### Task goal
Match on the string "JSON" in the entries below and return every matching line.

-- Supplied data follows --

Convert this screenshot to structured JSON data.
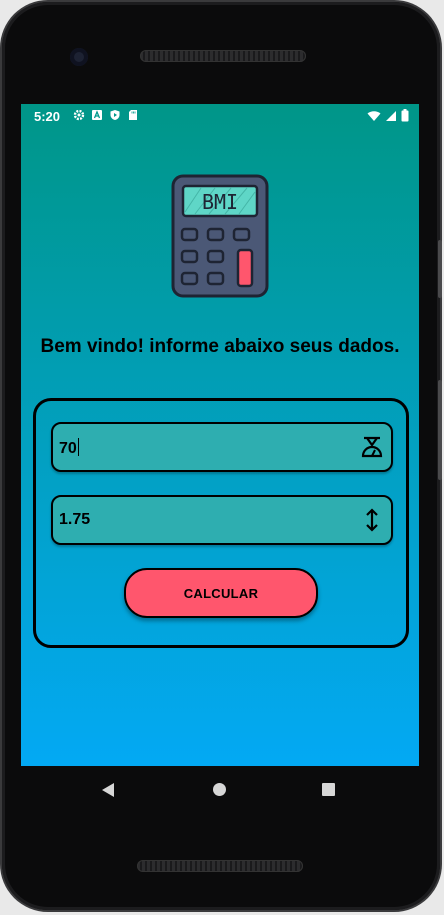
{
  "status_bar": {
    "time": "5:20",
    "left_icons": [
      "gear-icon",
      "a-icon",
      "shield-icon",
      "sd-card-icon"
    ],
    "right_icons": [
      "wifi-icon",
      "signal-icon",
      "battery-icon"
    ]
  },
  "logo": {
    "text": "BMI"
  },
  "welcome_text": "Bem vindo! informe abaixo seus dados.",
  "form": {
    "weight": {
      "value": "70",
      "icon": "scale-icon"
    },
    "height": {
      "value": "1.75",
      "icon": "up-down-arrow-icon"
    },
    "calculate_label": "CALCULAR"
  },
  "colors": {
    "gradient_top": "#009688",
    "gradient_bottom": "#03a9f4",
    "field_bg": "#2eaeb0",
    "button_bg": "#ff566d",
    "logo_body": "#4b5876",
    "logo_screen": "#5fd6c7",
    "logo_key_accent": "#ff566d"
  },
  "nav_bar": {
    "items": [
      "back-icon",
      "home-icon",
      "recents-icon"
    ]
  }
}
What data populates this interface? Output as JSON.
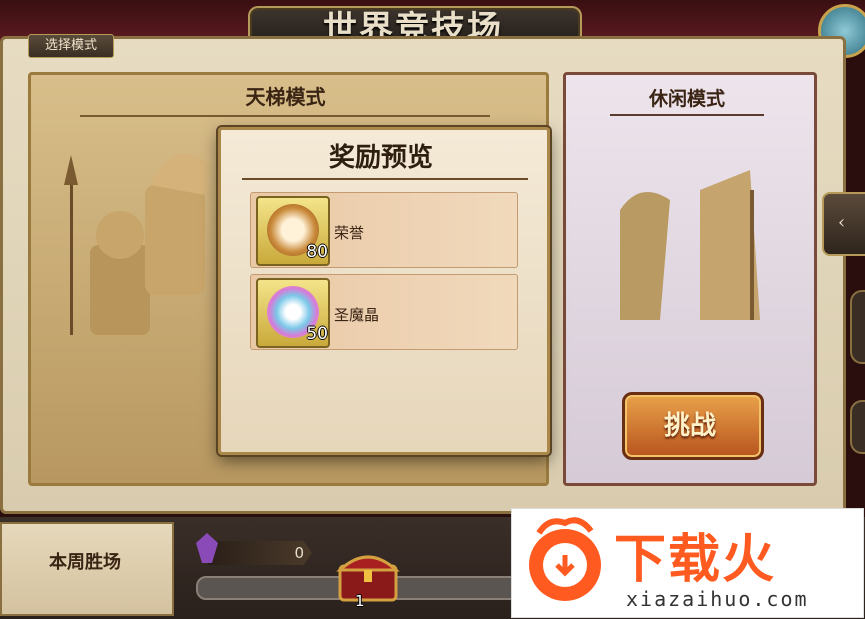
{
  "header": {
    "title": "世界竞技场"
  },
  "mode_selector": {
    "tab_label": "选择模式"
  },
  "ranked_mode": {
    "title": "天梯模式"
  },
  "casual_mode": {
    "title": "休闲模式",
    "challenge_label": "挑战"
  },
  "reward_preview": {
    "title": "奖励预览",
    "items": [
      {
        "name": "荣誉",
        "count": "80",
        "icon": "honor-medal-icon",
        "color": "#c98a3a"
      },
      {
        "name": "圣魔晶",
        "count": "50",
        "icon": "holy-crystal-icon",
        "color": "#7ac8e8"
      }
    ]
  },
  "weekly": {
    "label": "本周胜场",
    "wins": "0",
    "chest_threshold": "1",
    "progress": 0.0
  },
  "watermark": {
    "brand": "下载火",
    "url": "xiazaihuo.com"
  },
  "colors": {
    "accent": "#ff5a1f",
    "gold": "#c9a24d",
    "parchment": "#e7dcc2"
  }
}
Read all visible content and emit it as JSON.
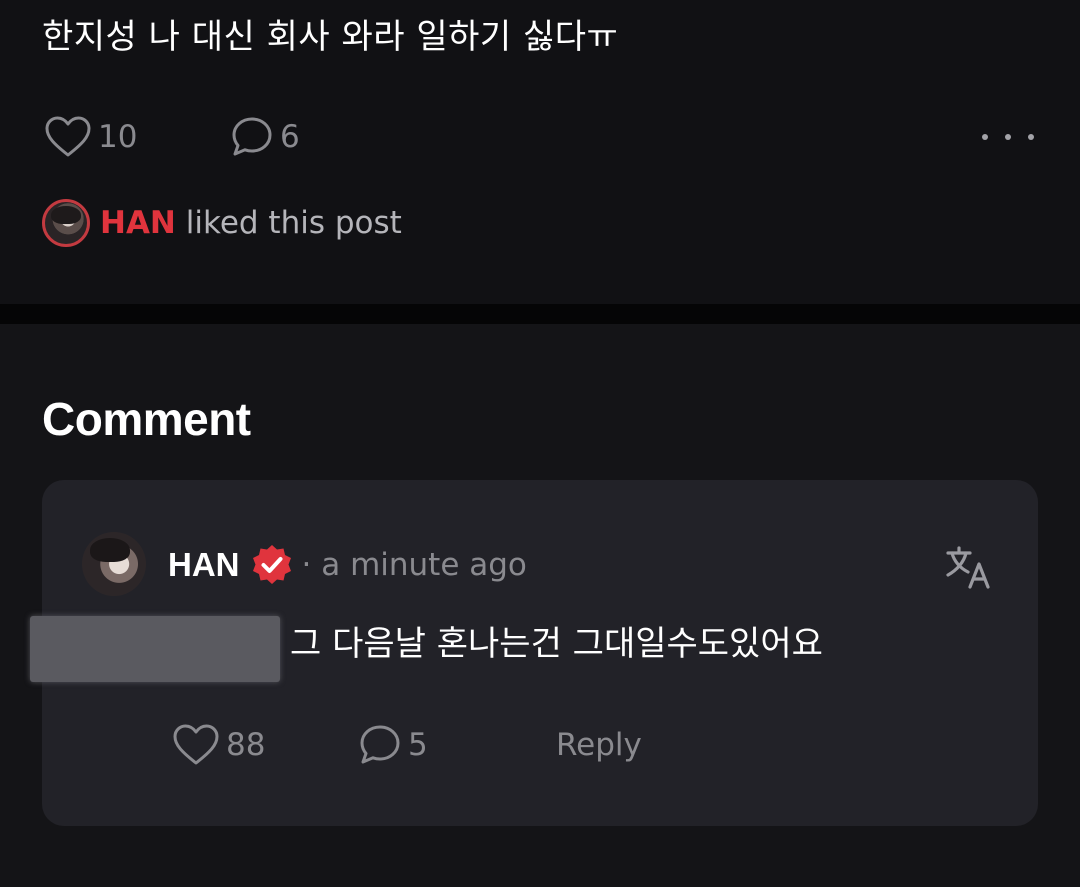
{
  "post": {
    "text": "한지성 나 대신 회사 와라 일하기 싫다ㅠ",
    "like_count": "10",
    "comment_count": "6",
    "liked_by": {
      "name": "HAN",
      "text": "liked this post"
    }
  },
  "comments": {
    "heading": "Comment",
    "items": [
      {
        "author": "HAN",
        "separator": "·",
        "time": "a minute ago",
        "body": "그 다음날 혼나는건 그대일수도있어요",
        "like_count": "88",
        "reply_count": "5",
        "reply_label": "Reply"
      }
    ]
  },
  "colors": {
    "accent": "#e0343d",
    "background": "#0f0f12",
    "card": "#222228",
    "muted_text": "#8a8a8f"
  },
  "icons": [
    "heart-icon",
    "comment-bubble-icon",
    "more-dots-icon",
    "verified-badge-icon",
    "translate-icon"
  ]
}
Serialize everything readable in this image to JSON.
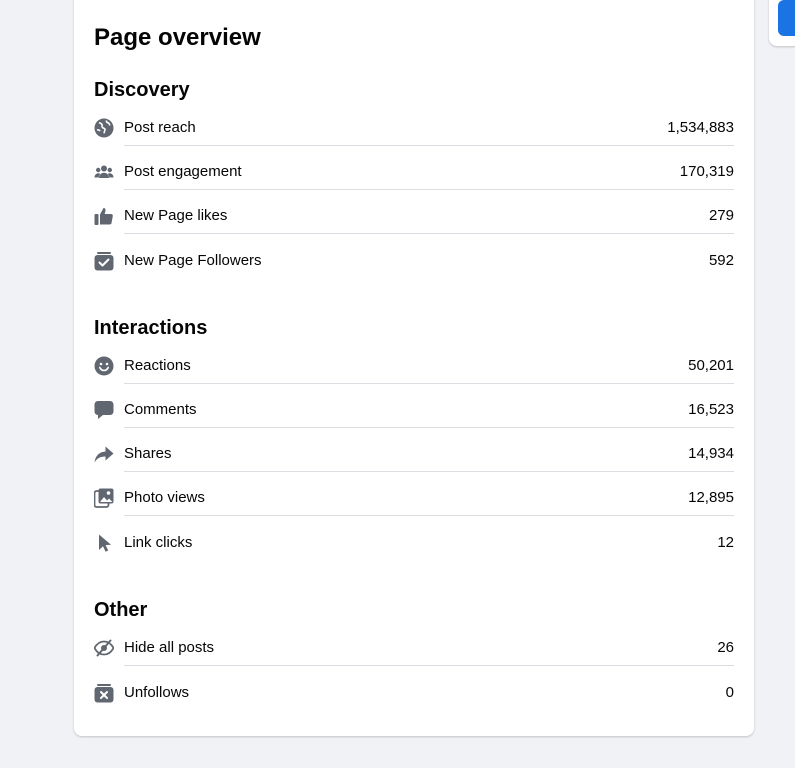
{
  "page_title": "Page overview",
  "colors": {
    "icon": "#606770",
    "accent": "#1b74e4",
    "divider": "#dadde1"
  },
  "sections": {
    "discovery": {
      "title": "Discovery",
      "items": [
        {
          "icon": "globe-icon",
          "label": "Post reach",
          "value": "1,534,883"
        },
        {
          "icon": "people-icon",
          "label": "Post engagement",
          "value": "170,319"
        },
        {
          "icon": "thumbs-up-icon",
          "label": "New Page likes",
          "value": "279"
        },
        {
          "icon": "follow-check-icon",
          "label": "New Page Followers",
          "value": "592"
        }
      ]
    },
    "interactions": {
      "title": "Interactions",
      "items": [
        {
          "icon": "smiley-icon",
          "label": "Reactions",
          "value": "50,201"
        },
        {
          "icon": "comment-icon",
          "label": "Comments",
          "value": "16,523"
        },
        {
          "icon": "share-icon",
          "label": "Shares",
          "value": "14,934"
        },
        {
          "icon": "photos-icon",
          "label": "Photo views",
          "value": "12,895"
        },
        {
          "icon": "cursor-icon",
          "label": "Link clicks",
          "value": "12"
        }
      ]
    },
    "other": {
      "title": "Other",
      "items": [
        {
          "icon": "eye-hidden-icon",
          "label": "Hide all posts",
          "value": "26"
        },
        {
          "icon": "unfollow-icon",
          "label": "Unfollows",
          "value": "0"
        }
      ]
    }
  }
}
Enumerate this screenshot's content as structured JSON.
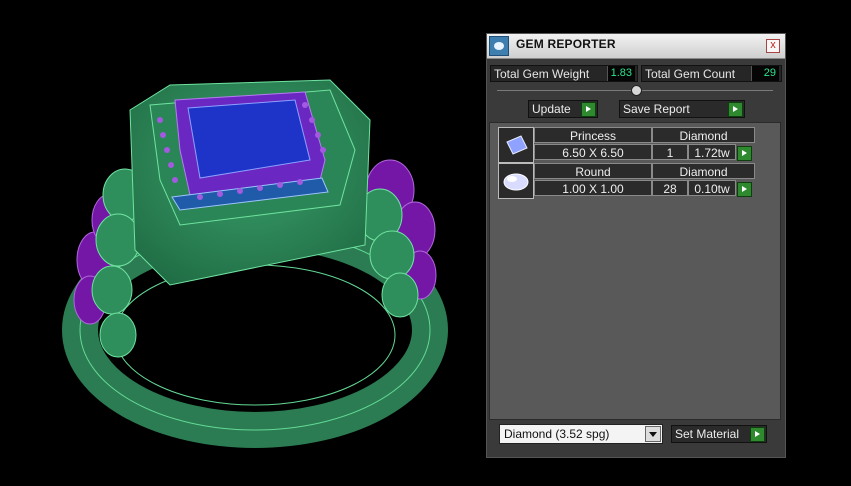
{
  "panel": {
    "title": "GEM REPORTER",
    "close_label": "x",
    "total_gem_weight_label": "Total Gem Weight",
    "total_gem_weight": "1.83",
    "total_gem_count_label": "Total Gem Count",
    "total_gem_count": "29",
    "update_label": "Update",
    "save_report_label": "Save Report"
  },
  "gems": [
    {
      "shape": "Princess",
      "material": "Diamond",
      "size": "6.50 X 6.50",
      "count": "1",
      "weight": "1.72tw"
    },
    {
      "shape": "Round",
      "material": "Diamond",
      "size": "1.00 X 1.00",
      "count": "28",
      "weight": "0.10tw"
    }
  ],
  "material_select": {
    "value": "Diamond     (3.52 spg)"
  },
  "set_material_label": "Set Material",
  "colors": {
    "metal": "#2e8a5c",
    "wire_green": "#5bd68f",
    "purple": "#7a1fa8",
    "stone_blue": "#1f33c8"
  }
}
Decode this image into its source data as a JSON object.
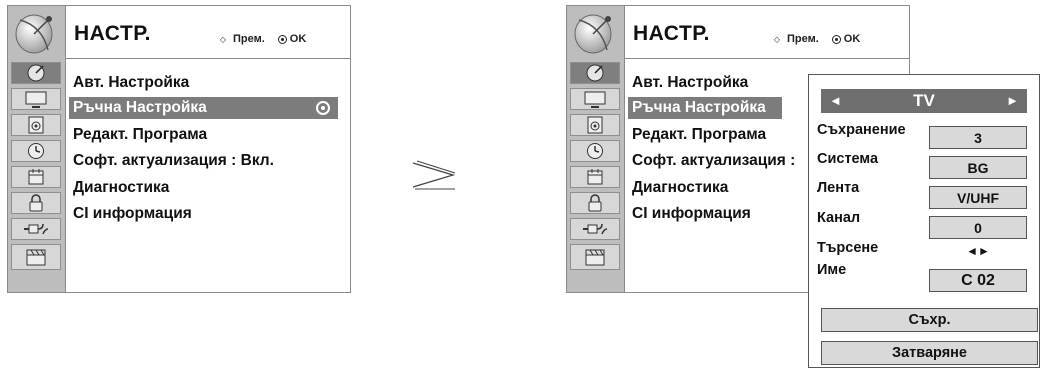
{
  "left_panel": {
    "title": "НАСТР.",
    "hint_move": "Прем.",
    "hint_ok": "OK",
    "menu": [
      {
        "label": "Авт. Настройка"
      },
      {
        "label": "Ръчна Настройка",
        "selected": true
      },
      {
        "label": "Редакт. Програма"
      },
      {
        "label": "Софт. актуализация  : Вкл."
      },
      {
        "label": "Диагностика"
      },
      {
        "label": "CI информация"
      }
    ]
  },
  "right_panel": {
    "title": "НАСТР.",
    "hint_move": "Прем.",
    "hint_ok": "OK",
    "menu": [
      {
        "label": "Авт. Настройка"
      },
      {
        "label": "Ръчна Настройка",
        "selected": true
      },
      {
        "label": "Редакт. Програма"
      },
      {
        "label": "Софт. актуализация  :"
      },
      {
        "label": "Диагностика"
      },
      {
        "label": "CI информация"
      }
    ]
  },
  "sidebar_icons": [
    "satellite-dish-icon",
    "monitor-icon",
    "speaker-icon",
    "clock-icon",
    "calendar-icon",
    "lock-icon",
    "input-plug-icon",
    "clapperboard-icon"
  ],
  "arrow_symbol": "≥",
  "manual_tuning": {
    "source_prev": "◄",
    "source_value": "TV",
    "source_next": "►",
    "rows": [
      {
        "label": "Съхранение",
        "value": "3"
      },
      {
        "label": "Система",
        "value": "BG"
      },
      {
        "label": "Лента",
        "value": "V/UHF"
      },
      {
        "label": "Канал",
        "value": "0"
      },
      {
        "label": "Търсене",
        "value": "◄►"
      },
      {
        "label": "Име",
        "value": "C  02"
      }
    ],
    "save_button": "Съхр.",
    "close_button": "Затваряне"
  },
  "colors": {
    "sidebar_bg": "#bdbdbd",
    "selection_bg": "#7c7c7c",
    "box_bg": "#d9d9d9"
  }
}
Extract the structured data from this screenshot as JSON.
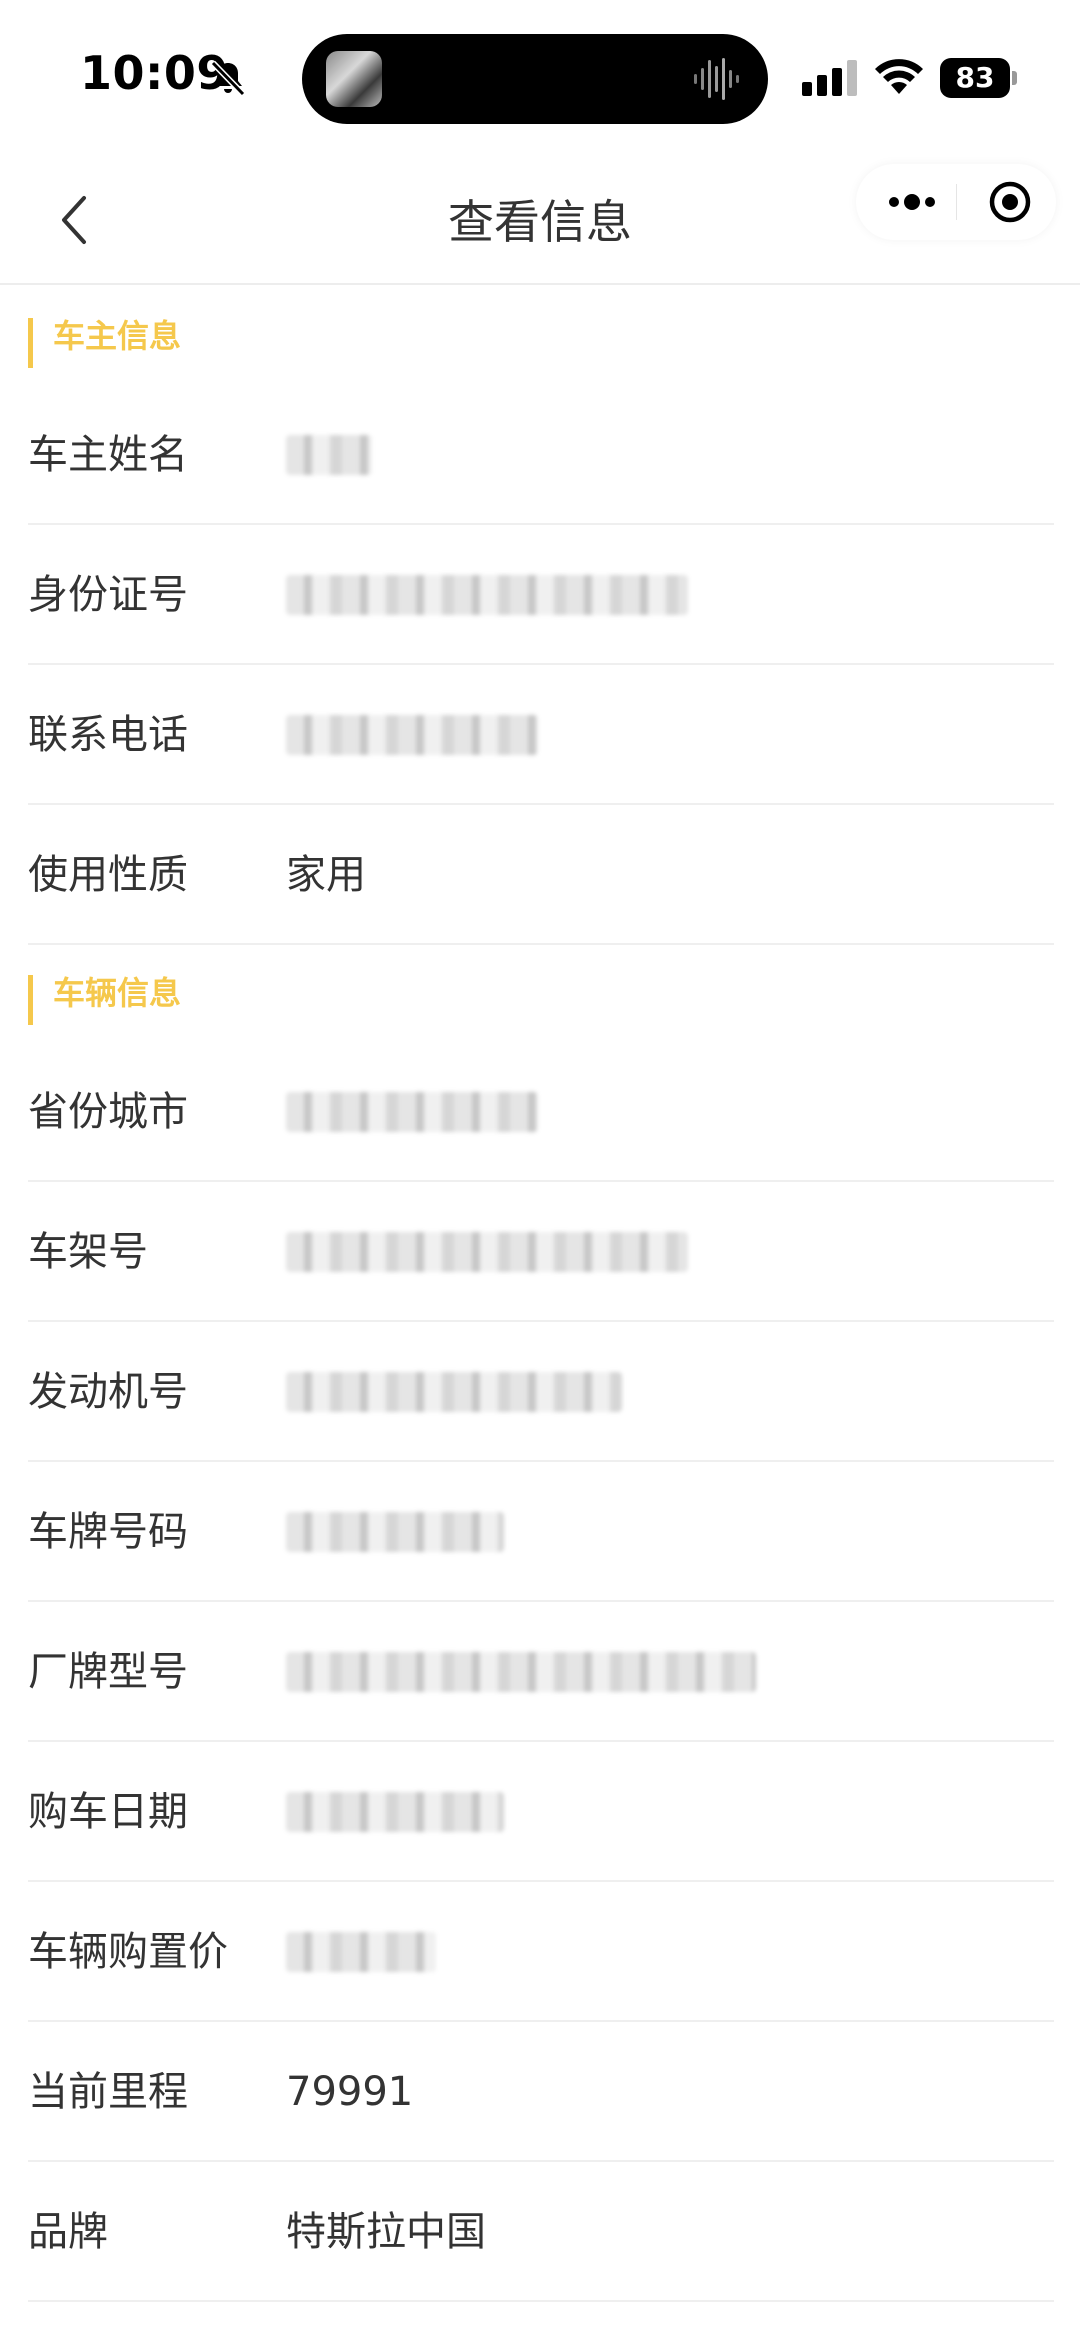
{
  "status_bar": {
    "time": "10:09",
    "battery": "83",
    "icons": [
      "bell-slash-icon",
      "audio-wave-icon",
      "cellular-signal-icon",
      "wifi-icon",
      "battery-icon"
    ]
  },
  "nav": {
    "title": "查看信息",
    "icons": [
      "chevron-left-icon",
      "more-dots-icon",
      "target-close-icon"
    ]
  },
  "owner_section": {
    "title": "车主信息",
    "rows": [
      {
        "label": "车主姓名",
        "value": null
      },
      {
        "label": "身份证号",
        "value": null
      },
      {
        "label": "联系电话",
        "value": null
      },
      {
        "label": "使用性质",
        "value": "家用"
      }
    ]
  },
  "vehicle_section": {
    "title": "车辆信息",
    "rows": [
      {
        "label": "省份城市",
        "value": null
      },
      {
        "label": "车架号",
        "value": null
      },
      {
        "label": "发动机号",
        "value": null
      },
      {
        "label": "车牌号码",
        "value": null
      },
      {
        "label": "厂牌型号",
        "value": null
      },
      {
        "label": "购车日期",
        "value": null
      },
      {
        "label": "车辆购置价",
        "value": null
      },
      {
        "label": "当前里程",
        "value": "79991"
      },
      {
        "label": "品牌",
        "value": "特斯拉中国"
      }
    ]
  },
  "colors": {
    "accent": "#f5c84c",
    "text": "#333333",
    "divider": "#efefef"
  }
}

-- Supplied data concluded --

### Exercise solution
Convert this screenshot to structured JSON data.
What data populates this interface? Output as JSON.
Read all visible content and emit it as JSON.
Serialize everything readable in this image to JSON.
Enumerate this screenshot's content as structured JSON.
Decode this image into its source data as a JSON object.
Extract the structured data from this screenshot as JSON.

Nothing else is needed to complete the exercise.